§ Entries from a dataset of interfaces:
-=-=-=-=-
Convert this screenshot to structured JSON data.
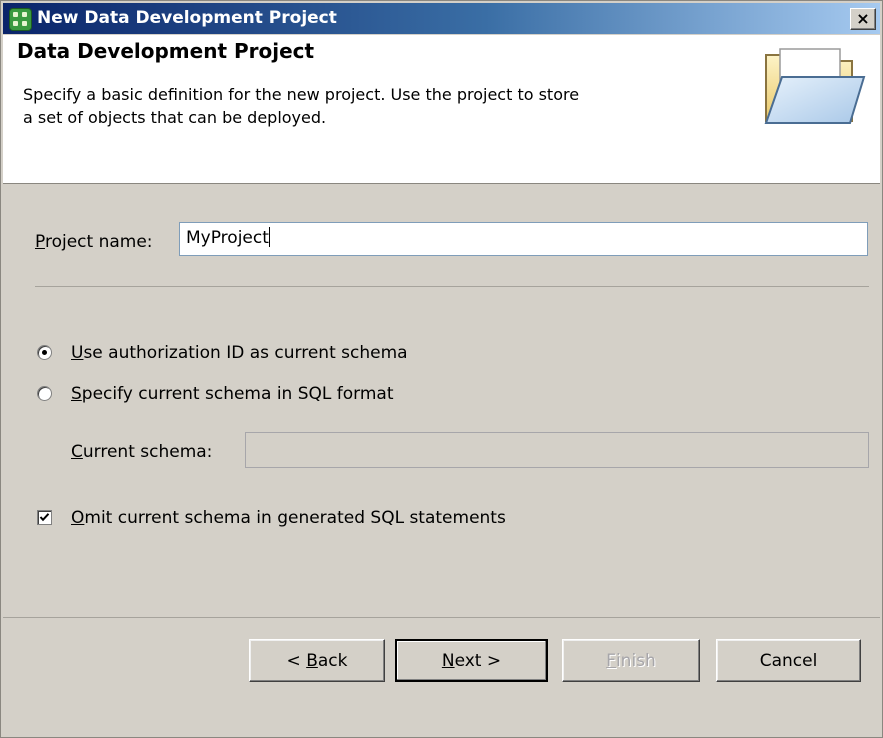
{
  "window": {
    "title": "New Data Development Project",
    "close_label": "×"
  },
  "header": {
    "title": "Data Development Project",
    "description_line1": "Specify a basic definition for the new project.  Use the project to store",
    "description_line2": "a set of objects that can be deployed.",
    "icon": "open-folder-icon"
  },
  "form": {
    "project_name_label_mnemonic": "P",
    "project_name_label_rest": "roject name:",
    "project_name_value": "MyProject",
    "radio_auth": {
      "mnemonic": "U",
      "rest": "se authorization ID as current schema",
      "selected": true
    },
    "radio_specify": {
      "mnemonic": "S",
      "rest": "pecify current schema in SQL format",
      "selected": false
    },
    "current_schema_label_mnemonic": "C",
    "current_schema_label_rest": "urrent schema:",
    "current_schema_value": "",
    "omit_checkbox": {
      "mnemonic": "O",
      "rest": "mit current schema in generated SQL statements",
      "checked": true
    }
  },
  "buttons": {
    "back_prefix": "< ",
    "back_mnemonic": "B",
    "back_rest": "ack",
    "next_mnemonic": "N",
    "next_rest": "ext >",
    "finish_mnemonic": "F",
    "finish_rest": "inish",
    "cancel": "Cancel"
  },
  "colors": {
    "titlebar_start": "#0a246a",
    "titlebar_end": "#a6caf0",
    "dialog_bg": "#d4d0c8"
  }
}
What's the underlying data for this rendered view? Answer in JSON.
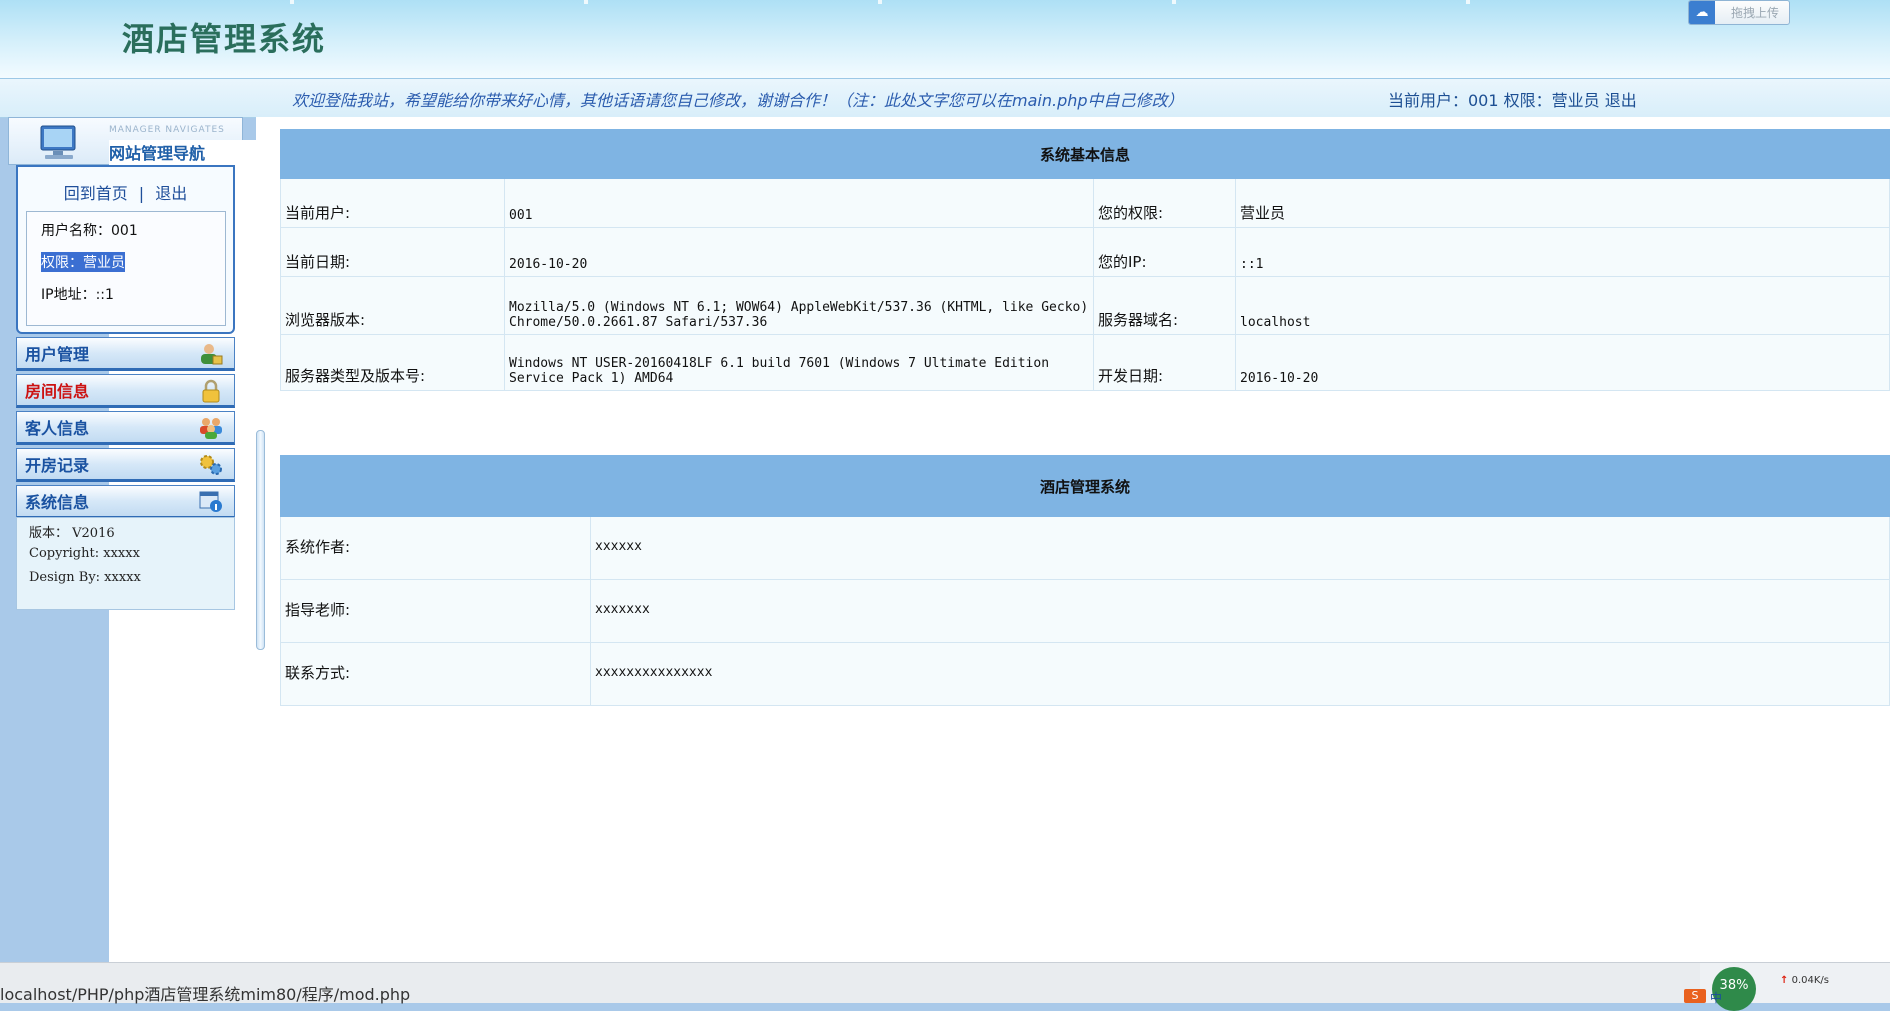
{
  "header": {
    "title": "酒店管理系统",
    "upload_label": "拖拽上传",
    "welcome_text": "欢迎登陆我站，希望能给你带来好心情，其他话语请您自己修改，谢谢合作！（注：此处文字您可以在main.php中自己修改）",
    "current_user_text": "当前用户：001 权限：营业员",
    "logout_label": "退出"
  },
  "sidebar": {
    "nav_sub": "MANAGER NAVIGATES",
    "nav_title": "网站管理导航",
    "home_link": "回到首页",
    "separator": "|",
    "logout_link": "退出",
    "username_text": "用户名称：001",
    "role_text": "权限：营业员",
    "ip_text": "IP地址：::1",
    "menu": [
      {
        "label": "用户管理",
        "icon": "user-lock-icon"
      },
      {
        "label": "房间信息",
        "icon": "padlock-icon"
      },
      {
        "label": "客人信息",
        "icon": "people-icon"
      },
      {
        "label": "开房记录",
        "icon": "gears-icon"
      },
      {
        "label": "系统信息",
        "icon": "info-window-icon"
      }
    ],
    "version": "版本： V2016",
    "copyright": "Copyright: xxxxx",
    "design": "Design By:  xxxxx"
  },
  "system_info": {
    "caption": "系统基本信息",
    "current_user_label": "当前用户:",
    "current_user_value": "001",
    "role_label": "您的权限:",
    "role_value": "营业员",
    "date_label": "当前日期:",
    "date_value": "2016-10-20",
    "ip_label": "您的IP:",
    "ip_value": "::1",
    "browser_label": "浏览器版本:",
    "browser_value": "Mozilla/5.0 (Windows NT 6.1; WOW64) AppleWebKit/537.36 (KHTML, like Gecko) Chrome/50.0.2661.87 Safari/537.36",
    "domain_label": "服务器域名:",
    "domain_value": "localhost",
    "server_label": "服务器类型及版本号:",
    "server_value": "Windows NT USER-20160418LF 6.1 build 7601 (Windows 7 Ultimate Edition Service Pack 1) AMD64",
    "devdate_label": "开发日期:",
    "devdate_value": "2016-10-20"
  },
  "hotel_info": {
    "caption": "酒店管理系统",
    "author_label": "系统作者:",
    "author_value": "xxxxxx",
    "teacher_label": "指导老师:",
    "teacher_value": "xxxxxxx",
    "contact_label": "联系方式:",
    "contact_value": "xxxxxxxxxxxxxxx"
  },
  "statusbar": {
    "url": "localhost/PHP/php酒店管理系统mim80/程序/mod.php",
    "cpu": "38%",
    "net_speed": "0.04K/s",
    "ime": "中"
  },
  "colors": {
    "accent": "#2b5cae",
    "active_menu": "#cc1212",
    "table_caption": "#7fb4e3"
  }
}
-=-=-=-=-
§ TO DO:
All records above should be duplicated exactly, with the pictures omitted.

§ RESULT OF THIS TASK:
Convert this screenshot to structured JSON data.
{
  "window": {
    "title": "New Data Development Project",
    "close_label": "×"
  },
  "header": {
    "title": "Data Development Project",
    "description_line1": "Specify a basic definition for the new project.  Use the project to store",
    "description_line2": "a set of objects that can be deployed.",
    "icon": "open-folder-icon"
  },
  "form": {
    "project_name_label_mnemonic": "P",
    "project_name_label_rest": "roject name:",
    "project_name_value": "MyProject",
    "radio_auth": {
      "mnemonic": "U",
      "rest": "se authorization ID as current schema",
      "selected": true
    },
    "radio_specify": {
      "mnemonic": "S",
      "rest": "pecify current schema in SQL format",
      "selected": false
    },
    "current_schema_label_mnemonic": "C",
    "current_schema_label_rest": "urrent schema:",
    "current_schema_value": "",
    "omit_checkbox": {
      "mnemonic": "O",
      "rest": "mit current schema in generated SQL statements",
      "checked": true
    }
  },
  "buttons": {
    "back_prefix": "< ",
    "back_mnemonic": "B",
    "back_rest": "ack",
    "next_mnemonic": "N",
    "next_rest": "ext >",
    "finish_mnemonic": "F",
    "finish_rest": "inish",
    "cancel": "Cancel"
  },
  "colors": {
    "titlebar_start": "#0a246a",
    "titlebar_end": "#a6caf0",
    "dialog_bg": "#d4d0c8"
  }
}
What's the underlying data for this rendered view? Answer in JSON.
{
  "header": {
    "title": "酒店管理系统",
    "upload_label": "拖拽上传",
    "welcome_text": "欢迎登陆我站，希望能给你带来好心情，其他话语请您自己修改，谢谢合作！（注：此处文字您可以在main.php中自己修改）",
    "current_user_text": "当前用户：001 权限：营业员",
    "logout_label": "退出"
  },
  "sidebar": {
    "nav_sub": "MANAGER NAVIGATES",
    "nav_title": "网站管理导航",
    "home_link": "回到首页",
    "separator": "|",
    "logout_link": "退出",
    "username_text": "用户名称：001",
    "role_text": "权限：营业员",
    "ip_text": "IP地址：::1",
    "menu": [
      {
        "label": "用户管理",
        "icon": "user-lock-icon"
      },
      {
        "label": "房间信息",
        "icon": "padlock-icon"
      },
      {
        "label": "客人信息",
        "icon": "people-icon"
      },
      {
        "label": "开房记录",
        "icon": "gears-icon"
      },
      {
        "label": "系统信息",
        "icon": "info-window-icon"
      }
    ],
    "version": "版本： V2016",
    "copyright": "Copyright: xxxxx",
    "design": "Design By:  xxxxx"
  },
  "system_info": {
    "caption": "系统基本信息",
    "current_user_label": "当前用户:",
    "current_user_value": "001",
    "role_label": "您的权限:",
    "role_value": "营业员",
    "date_label": "当前日期:",
    "date_value": "2016-10-20",
    "ip_label": "您的IP:",
    "ip_value": "::1",
    "browser_label": "浏览器版本:",
    "browser_value": "Mozilla/5.0 (Windows NT 6.1; WOW64) AppleWebKit/537.36 (KHTML, like Gecko) Chrome/50.0.2661.87 Safari/537.36",
    "domain_label": "服务器域名:",
    "domain_value": "localhost",
    "server_label": "服务器类型及版本号:",
    "server_value": "Windows NT USER-20160418LF 6.1 build 7601 (Windows 7 Ultimate Edition Service Pack 1) AMD64",
    "devdate_label": "开发日期:",
    "devdate_value": "2016-10-20"
  },
  "hotel_info": {
    "caption": "酒店管理系统",
    "author_label": "系统作者:",
    "author_value": "xxxxxx",
    "teacher_label": "指导老师:",
    "teacher_value": "xxxxxxx",
    "contact_label": "联系方式:",
    "contact_value": "xxxxxxxxxxxxxxx"
  },
  "statusbar": {
    "url": "localhost/PHP/php酒店管理系统mim80/程序/mod.php",
    "cpu": "38%",
    "net_speed": "0.04K/s",
    "ime": "中"
  },
  "colors": {
    "accent": "#2b5cae",
    "active_menu": "#cc1212",
    "table_caption": "#7fb4e3"
  }
}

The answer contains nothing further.